TASK BRIEF » Go through the records and report each line in which the word "JSON" occurs.

━━ STUDY MATERIAL ━━

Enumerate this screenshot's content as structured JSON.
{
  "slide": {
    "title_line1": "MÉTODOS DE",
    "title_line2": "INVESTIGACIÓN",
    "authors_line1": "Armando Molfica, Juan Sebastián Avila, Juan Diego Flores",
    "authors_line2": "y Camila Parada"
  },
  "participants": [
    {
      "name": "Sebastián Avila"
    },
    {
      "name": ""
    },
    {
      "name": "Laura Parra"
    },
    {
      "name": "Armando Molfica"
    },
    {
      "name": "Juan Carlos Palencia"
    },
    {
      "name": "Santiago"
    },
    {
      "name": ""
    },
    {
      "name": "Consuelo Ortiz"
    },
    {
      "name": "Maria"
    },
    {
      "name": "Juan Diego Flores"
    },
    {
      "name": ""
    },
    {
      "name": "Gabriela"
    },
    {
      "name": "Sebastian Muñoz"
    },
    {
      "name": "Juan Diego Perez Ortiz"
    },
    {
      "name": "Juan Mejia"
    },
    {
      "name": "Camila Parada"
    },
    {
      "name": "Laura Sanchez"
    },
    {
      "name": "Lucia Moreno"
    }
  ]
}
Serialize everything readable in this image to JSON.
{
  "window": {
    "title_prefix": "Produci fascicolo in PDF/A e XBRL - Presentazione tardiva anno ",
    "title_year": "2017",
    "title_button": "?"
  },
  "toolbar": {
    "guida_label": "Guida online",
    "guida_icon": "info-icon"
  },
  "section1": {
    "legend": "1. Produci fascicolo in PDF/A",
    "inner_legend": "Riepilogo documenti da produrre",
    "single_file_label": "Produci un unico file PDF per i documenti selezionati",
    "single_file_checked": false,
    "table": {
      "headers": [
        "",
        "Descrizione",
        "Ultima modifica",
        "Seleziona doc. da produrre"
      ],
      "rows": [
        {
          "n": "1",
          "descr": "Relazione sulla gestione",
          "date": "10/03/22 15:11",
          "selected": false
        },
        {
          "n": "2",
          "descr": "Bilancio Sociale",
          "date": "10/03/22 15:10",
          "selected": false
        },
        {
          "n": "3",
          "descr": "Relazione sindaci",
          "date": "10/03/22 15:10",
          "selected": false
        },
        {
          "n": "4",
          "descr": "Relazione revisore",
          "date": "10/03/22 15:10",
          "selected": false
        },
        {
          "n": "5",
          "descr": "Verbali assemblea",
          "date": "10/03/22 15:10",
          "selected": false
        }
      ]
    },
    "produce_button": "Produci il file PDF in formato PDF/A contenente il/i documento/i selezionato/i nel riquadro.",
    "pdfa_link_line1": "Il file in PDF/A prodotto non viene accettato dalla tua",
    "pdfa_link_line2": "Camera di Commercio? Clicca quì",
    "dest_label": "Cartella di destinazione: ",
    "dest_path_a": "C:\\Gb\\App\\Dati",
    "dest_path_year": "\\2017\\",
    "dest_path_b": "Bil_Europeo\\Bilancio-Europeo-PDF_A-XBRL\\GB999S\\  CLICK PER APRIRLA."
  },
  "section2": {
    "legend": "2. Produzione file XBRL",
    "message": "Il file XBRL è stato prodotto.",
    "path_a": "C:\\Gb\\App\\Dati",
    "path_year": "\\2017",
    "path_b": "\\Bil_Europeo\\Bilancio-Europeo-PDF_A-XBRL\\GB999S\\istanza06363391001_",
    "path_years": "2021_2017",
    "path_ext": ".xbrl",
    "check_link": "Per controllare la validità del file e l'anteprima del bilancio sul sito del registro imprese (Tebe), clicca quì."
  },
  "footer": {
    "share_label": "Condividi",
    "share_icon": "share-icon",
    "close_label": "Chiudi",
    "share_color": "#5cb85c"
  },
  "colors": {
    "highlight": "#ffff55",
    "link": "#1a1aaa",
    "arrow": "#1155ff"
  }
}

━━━

SOLUTION TO THIS TASK »
Enumerate this screenshot's content as structured JSON.
Serialize everything readable in this image to JSON.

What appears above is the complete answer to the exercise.